Logger Darryl Booker embraces change to drive his forestry business
Since he was a child, Darryl Booker knew his future was in the woods. A third generation logger, the 30-year-old from Oxford, Mississippi, is using his father's passion and his own drive for success to push the business to new heights.
"When I was little, I spent all my time in the woods helping my father with his logging operation. Honestly, if this hadn't been my father's passion, I don't think it would be mine today," said Booker. Now in charge of the family business, Booker manages a crew and five pieces of John Deere machinery. He is also focused on growing his business and avoiding any roadblocks along the way.
Like many loggers, Booker faces an uphill battle in today's climate. "A lot of loggers have gotten out of the business because they were worn out," said Booker. "The challenges are there for a business owner. The industry is rapidly changing due to technology, and we are struggling to find qualified workers to run this high-tech equipment."

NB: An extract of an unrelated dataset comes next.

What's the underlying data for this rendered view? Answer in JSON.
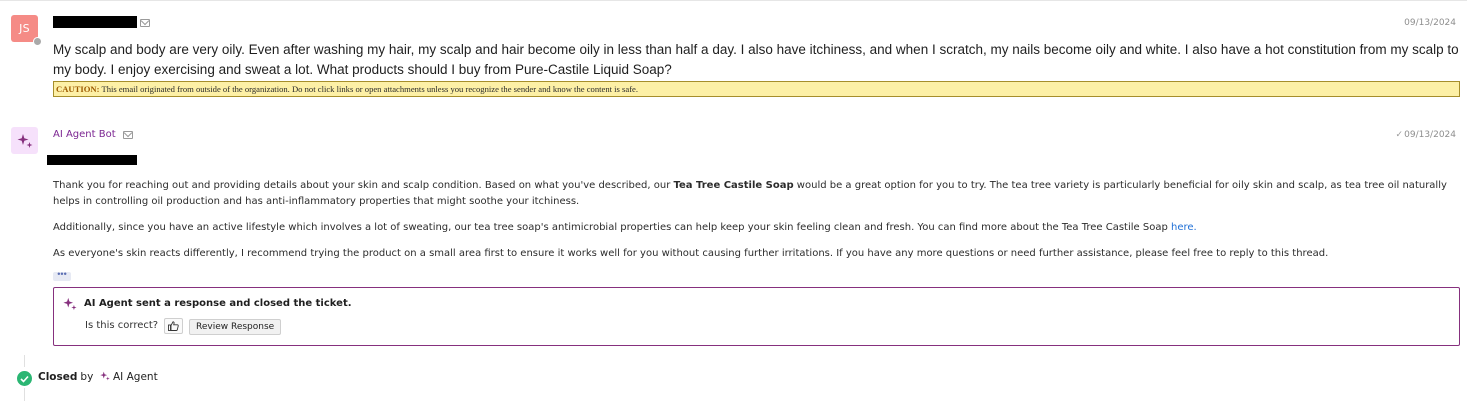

Booker hasn't let the challenges slow him down yet, but he admits that finding quality employees is an issue that every logger is facing, regardless of their location. "I just posted on Facebook that I am looking for good help to run equipment. I had a few guys write back, 'good luck.' This isn't just an issue down in Mississippi. Friends across the country are saying that it's tough find good help," said Booker.
Unfortunately for owners like Booker, many of the people looking for work in the industry are inexperienced. Booker notes that many loggers will avoid hiring new loggers because "they are worried about the unexpected costs." Because there is not a real recruitment practice in place, many of these new employees are hired after pulling up to the jobsite and asking if there are openings. This leads to many headaches and expensive repairs for employers, who are then less likely to hire someone without experience in the future.
Booker sees that there is a need for education in the industry. "I hear about logging courses at local universities, and it is a great idea to train these younger kids," said Booker. "It is vital for new workers to get as much experience as possible, but there is also an opportunity for loggers to work with these programs. By following a model like the trucking industry, where students are certified and then offered jobs with a company upon completion, the logging industry could solve its employee issue while erasing concerns of ruined equipment."
As a business owner, Booker is now figuring out how to handle the challenges of hiring more workers and managing a growing business. "As an owner, I have to be motivated and hands-on to learn all aspects of my business – from the bookkeeping to the running of equipment," said Booker. "As the industry continues to change, it's important to recognize that some days are good and some are bad, but as an owner you have to prevail and continue to embrace the changes."